Most people are exposed to BPA through their diet and this is due to present of BPA in food and beverages (National Institute of Environmental Health Sciences, 2010). This make human easily expose to BPA. In addition, inhalation and transdermal can lead to exposure to BPA (Konieczna, Rutkowska & Racho?, 2015). Moreover, the BPA source of contamination can happen through wastewater, air, dust and soil (Valentino et al., 2016).
BPA can be leach into our food and water supplies as it is function to coat the lining inside of food and drinks cans. BPA can bring many health problems to human. BPA is an endocrine disruptor and it can influence secretion, transportation and elimination of natural hormones. It can lead to reproductive disorders which may lead to infertility (Nordqvist, 2017).
There are several common methods to extract BPA from environmental water samples. Liquid-liquid extraction (LLE) and solid-phase extraction are regularly been used to extract BPA. Both of these methods involved very complicated procedure, time-consuming and used of large quantities of organic solvents. (Sarafraz-Yazdi & Amiri, 2010).

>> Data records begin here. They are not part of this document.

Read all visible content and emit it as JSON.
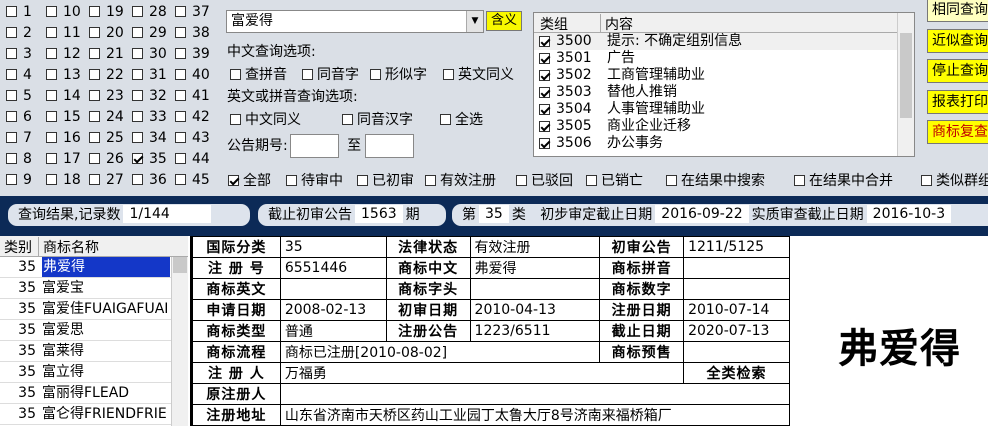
{
  "category_grid": {
    "columns": [
      [
        {
          "num": "1",
          "checked": false
        },
        {
          "num": "2",
          "checked": false
        },
        {
          "num": "3",
          "checked": false
        },
        {
          "num": "4",
          "checked": false
        },
        {
          "num": "5",
          "checked": false
        },
        {
          "num": "6",
          "checked": false
        },
        {
          "num": "7",
          "checked": false
        },
        {
          "num": "8",
          "checked": false
        },
        {
          "num": "9",
          "checked": false
        }
      ],
      [
        {
          "num": "10",
          "checked": false
        },
        {
          "num": "11",
          "checked": false
        },
        {
          "num": "12",
          "checked": false
        },
        {
          "num": "13",
          "checked": false
        },
        {
          "num": "14",
          "checked": false
        },
        {
          "num": "15",
          "checked": false
        },
        {
          "num": "16",
          "checked": false
        },
        {
          "num": "17",
          "checked": false
        },
        {
          "num": "18",
          "checked": false
        }
      ],
      [
        {
          "num": "19",
          "checked": false
        },
        {
          "num": "20",
          "checked": false
        },
        {
          "num": "21",
          "checked": false
        },
        {
          "num": "22",
          "checked": false
        },
        {
          "num": "23",
          "checked": false
        },
        {
          "num": "24",
          "checked": false
        },
        {
          "num": "25",
          "checked": false
        },
        {
          "num": "26",
          "checked": false
        },
        {
          "num": "27",
          "checked": false
        }
      ],
      [
        {
          "num": "28",
          "checked": false
        },
        {
          "num": "29",
          "checked": false
        },
        {
          "num": "30",
          "checked": false
        },
        {
          "num": "31",
          "checked": false
        },
        {
          "num": "32",
          "checked": false
        },
        {
          "num": "33",
          "checked": false
        },
        {
          "num": "34",
          "checked": false
        },
        {
          "num": "35",
          "checked": true
        },
        {
          "num": "36",
          "checked": false
        }
      ],
      [
        {
          "num": "37",
          "checked": false
        },
        {
          "num": "38",
          "checked": false
        },
        {
          "num": "39",
          "checked": false
        },
        {
          "num": "40",
          "checked": false
        },
        {
          "num": "41",
          "checked": false
        },
        {
          "num": "42",
          "checked": false
        },
        {
          "num": "43",
          "checked": false
        },
        {
          "num": "44",
          "checked": false
        },
        {
          "num": "45",
          "checked": false
        }
      ]
    ]
  },
  "search": {
    "value": "富爱得",
    "yiyi_label": "含义"
  },
  "chinese_options": {
    "title": "中文查询选项:",
    "items": [
      {
        "label": "查拼音",
        "checked": false
      },
      {
        "label": "同音字",
        "checked": false
      },
      {
        "label": "形似字",
        "checked": false
      },
      {
        "label": "英文同义",
        "checked": false
      }
    ]
  },
  "english_options": {
    "title": "英文或拼音查询选项:",
    "items": [
      {
        "label": "中文同义",
        "checked": false
      },
      {
        "label": "同音汉字",
        "checked": false
      },
      {
        "label": "全选",
        "checked": false
      }
    ]
  },
  "period": {
    "label": "公告期号:",
    "to_label": "至",
    "from_value": "",
    "to_value": ""
  },
  "groups": {
    "col_group": "类组",
    "col_content": "内容",
    "rows": [
      {
        "code": "3500",
        "text": "提示: 不确定组别信息",
        "checked": true
      },
      {
        "code": "3501",
        "text": "广告",
        "checked": true
      },
      {
        "code": "3502",
        "text": "工商管理辅助业",
        "checked": true
      },
      {
        "code": "3503",
        "text": "替他人推销",
        "checked": true
      },
      {
        "code": "3504",
        "text": "人事管理辅助业",
        "checked": true
      },
      {
        "code": "3505",
        "text": "商业企业迁移",
        "checked": true
      },
      {
        "code": "3506",
        "text": "办公事务",
        "checked": true
      }
    ]
  },
  "right_buttons": [
    {
      "label": "相同查询",
      "bg": "#ffffc0"
    },
    {
      "label": "近似查询",
      "bg": "#ffff00"
    },
    {
      "label": "停止查询",
      "bg": "#ffff00"
    },
    {
      "label": "报表打印",
      "bg": "#ffff00"
    },
    {
      "label": "商标复查",
      "bg": "#ffff00",
      "color": "#c00000"
    }
  ],
  "filters": [
    {
      "label": "全部",
      "checked": true
    },
    {
      "label": "待审中",
      "checked": false
    },
    {
      "label": "已初审",
      "checked": false
    },
    {
      "label": "有效注册",
      "checked": false
    },
    {
      "label": "已驳回",
      "checked": false
    },
    {
      "label": "已销亡",
      "checked": false
    },
    {
      "label": "在结果中搜索",
      "checked": false
    },
    {
      "label": "在结果中合并",
      "checked": false
    },
    {
      "label": "类似群组",
      "checked": false
    }
  ],
  "status_bar": {
    "result_label": "查询结果,记录数",
    "result_value": "1/144",
    "cutoff_label": "截止初审公告",
    "cutoff_value": "1563",
    "cutoff_unit": "期",
    "class_prefix": "第",
    "class_value": "35",
    "class_suffix": "类",
    "initial_label": "初步审定截止日期",
    "initial_value": "2016-09-22",
    "actual_label": "实质审查截止日期",
    "actual_value": "2016-10-3"
  },
  "result_list": {
    "col_class": "类别",
    "col_name": "商标名称",
    "rows": [
      {
        "cls": "35",
        "name": "弗爱得",
        "selected": true
      },
      {
        "cls": "35",
        "name": "富爱宝",
        "selected": false
      },
      {
        "cls": "35",
        "name": "富爱佳FUAIGAFUAI",
        "selected": false
      },
      {
        "cls": "35",
        "name": "富爱思",
        "selected": false
      },
      {
        "cls": "35",
        "name": "富莱得",
        "selected": false
      },
      {
        "cls": "35",
        "name": "富立得",
        "selected": false
      },
      {
        "cls": "35",
        "name": "富丽得FLEAD",
        "selected": false
      },
      {
        "cls": "35",
        "name": "富仑得FRIENDFRIE",
        "selected": false
      }
    ]
  },
  "detail": {
    "intl_class_k": "国际分类",
    "intl_class": "35",
    "legal_status_k": "法律状态",
    "legal_status": "有效注册",
    "pub_k": "初审公告",
    "pub": "1211/5125",
    "reg_no_k": "注 册 号",
    "reg_no": "6551446",
    "cn_k": "商标中文",
    "cn": "弗爱得",
    "pinyin_k": "商标拼音",
    "pinyin": "",
    "en_k": "商标英文",
    "en": "",
    "initial_k": "商标字头",
    "initial": "",
    "digit_k": "商标数字",
    "digit": "",
    "apply_date_k": "申请日期",
    "apply_date": "2008-02-13",
    "first_date_k": "初审日期",
    "first_date": "2010-04-13",
    "reg_date_k": "注册日期",
    "reg_date": "2010-07-14",
    "type_k": "商标类型",
    "type": "普通",
    "reg_pub_k": "注册公告",
    "reg_pub": "1223/6511",
    "expire_k": "截止日期",
    "expire": "2020-07-13",
    "flow_k": "商标流程",
    "flow": "商标已注册[2010-08-02]",
    "preview_k": "商标预售",
    "preview": "",
    "registrant_k": "注 册 人",
    "registrant": "万福勇",
    "all_search": "全类检索",
    "orig_k": "原注册人",
    "orig": "",
    "addr_k": "注册地址",
    "addr": "山东省济南市天桥区药山工业园丁太鲁大厅8号济南来福桥箱厂"
  },
  "preview_text": "弗爱得"
}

There are some new methods introduced to compensate for the less-ideal behaviour of LLE and Solid phase extraction (SPE). Dispersive liquid-liquid microextraction (DLLME) and solid-phase microextraction (SPME) are used to meet the green chemistry requirements. These methods have some advantages include fast, inexpensive, easy to operate and consumes low volume of organic solvents (Rezaee, Yamini & Faraji, 2010).